Having finished the latest book in the Ruth Galloway series I am slightly mixed in my view. I enjoyed the latest story and was intrigued by the new storyline and enjoyed how things tied together with the detective world and archaeological world. The twists with the babies where well placed and although the clues were there I was still surprised by the twist involving Judy. My main flaws with the story are:-
As a loyal reader of the series I do feel Ruth and Nelsons relationship was avoided in this book almost to the point of ignoring it altogether. The storyline tells the reader it is because of his marriage but the situation has not changed since the last few books so this complicated relationship should have featured more in my opinion. The two characters are very dynamic and spark of each other so well, whether it is loving or hating each other, and I missed that a lot in this novel.

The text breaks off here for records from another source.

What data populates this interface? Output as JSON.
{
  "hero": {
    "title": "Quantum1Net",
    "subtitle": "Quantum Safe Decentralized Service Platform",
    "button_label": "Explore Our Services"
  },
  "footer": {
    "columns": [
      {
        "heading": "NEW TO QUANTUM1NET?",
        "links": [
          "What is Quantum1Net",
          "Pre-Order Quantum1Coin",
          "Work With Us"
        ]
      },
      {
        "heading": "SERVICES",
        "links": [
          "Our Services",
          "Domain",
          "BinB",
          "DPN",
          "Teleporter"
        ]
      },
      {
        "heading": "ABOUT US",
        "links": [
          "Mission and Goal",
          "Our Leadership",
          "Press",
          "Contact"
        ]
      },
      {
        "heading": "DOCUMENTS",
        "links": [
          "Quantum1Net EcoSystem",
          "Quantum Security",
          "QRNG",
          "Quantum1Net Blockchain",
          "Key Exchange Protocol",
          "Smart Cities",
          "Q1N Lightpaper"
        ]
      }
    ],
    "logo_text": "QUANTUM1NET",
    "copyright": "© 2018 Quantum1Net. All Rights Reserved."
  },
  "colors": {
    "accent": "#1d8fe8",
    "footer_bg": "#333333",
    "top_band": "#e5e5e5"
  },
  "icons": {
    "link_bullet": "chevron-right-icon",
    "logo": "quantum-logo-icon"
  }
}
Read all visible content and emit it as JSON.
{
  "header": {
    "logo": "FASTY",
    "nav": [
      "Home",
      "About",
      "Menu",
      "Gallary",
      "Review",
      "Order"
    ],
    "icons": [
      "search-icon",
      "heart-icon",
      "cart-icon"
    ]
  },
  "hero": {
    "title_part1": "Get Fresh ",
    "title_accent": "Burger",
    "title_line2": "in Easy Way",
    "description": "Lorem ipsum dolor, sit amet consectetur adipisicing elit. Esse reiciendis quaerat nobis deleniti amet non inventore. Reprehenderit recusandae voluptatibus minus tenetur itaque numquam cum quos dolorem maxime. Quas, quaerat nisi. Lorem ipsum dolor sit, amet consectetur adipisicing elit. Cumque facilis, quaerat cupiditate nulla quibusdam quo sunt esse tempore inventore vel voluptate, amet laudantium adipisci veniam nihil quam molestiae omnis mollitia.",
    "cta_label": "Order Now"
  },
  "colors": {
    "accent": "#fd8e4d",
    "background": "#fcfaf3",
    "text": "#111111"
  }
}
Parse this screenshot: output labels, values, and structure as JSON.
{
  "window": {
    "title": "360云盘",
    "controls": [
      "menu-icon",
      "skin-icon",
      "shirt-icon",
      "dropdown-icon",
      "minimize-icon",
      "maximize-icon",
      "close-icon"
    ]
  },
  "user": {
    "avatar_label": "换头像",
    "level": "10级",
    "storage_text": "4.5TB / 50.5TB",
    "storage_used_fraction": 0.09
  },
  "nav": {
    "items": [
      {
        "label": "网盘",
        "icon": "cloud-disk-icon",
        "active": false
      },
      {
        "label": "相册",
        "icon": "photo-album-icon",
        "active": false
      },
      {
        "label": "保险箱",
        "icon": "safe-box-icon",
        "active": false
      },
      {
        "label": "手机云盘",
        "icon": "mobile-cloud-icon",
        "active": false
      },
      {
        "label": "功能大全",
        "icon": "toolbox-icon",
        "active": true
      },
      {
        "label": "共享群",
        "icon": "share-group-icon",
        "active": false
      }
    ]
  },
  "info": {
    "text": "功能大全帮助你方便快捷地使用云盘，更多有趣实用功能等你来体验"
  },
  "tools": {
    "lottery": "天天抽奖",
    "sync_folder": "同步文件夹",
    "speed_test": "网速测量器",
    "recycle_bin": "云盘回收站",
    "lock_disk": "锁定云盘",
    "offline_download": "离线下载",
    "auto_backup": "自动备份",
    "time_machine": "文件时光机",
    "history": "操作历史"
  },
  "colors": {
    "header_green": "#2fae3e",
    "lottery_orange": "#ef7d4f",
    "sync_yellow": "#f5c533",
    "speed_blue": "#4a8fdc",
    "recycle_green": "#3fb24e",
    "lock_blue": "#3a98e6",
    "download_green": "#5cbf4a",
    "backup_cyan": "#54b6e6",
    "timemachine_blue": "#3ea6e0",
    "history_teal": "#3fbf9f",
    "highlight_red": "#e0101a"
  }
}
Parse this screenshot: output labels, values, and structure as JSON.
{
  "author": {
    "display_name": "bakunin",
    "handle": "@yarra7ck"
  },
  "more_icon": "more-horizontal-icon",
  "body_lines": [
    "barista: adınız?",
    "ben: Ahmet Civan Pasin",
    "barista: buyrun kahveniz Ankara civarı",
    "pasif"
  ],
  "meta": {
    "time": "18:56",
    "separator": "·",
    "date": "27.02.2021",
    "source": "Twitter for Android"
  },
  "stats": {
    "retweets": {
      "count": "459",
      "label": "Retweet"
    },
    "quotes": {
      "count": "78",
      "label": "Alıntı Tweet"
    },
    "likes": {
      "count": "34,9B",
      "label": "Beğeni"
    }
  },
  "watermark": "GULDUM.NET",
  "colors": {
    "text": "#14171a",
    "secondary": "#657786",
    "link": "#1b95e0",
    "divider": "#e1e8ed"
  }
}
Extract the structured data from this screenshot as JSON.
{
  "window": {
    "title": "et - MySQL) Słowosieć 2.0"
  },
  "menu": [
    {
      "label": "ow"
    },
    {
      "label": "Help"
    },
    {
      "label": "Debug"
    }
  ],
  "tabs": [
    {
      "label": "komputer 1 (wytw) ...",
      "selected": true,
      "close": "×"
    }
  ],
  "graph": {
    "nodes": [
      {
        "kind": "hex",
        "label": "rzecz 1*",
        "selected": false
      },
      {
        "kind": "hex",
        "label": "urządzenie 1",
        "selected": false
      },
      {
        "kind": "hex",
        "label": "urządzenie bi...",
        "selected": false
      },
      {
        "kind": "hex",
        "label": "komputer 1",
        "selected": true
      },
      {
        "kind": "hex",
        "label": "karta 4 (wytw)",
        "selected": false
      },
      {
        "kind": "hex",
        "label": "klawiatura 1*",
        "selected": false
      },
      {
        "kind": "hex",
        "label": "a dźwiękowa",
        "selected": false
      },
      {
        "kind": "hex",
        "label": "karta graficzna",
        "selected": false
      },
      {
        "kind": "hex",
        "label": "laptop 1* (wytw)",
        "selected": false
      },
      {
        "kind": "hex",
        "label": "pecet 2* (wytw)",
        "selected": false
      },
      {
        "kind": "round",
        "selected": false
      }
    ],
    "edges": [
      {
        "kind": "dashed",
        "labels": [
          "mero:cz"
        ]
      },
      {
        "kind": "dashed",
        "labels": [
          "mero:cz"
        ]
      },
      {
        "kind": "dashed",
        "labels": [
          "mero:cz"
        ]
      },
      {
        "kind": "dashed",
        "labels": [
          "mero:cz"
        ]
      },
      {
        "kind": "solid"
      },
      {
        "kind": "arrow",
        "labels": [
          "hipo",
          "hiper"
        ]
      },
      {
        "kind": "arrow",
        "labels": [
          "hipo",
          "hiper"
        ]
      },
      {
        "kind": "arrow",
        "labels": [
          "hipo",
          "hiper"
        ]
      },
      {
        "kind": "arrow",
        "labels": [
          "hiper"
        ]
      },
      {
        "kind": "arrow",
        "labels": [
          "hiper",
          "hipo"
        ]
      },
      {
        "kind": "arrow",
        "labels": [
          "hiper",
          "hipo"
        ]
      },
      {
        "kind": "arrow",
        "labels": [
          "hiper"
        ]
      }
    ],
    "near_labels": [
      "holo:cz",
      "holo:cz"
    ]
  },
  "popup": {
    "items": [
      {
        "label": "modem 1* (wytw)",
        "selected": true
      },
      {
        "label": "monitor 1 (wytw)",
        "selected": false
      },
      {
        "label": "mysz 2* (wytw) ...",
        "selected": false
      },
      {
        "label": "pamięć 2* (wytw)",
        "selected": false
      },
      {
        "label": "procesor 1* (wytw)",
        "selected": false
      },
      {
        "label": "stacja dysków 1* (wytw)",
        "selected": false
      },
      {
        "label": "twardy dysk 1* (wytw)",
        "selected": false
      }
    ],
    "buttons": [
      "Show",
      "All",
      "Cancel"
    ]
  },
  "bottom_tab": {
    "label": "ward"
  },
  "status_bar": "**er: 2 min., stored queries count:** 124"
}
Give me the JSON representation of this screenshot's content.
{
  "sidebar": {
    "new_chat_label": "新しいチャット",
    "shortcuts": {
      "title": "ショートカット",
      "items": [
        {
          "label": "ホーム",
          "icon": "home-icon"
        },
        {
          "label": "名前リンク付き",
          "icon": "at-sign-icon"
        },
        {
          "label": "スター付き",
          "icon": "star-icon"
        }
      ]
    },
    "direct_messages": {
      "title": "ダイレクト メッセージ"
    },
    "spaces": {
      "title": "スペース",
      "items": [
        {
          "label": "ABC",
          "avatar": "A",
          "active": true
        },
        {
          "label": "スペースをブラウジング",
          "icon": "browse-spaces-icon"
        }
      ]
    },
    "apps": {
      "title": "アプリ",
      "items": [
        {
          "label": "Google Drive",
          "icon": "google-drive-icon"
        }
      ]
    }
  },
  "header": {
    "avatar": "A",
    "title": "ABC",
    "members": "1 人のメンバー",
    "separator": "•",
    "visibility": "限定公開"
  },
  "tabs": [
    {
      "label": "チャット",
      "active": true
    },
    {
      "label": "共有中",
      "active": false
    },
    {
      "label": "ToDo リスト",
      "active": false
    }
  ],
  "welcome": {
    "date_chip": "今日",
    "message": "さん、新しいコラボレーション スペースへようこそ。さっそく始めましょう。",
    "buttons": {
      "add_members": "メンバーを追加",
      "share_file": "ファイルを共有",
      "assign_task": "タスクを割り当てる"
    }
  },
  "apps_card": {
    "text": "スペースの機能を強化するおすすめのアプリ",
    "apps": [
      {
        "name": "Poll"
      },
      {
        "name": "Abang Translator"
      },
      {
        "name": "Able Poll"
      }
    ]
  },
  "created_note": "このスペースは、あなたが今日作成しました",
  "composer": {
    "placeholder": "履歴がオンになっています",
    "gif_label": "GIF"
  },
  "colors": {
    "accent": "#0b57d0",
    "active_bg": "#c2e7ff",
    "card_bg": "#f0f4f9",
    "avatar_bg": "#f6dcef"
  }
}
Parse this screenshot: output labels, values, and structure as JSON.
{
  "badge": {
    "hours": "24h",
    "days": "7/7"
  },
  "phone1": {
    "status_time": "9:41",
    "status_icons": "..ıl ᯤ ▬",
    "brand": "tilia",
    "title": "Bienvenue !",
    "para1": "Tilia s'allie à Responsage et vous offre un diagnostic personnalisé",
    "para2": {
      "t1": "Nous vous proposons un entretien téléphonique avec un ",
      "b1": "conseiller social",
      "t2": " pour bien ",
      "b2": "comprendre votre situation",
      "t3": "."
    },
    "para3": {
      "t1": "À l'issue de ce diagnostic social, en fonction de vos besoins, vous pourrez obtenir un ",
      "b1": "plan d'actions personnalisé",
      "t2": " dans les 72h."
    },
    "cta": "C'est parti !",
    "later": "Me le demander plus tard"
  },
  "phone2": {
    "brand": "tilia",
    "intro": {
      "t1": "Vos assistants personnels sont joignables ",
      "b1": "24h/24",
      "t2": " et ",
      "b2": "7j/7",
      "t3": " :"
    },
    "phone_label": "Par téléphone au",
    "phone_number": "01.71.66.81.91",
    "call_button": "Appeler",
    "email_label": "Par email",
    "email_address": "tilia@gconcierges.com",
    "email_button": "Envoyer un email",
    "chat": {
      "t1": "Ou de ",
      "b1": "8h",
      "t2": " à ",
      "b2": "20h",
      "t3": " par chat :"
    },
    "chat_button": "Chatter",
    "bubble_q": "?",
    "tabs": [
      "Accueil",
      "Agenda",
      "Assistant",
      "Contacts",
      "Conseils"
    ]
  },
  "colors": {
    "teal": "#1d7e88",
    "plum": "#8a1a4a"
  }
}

My second flaw is with one specific scene that I am hoping is a prelude to a future event in the Ruth Galloway series. The story makes a surprising change of pace and tells a small scene from Todds point of view. The only point in this scene seems to be to tell the reader that Nelsons wife is attractive. In my opinion if Elly felt the need to remind everyone of Nelsons wife this scene could have been told from Cloughie’s perspective, he is a known skirt-chaser, has split with Tanya and he does have a stronger lead in this story.
All in all I did enjoy this novel (as I always do with Elly’s writing), just including my little bit of positive criticism as I do love the stories so much and want the high standard of writing and storytelling to continue for many more books to come.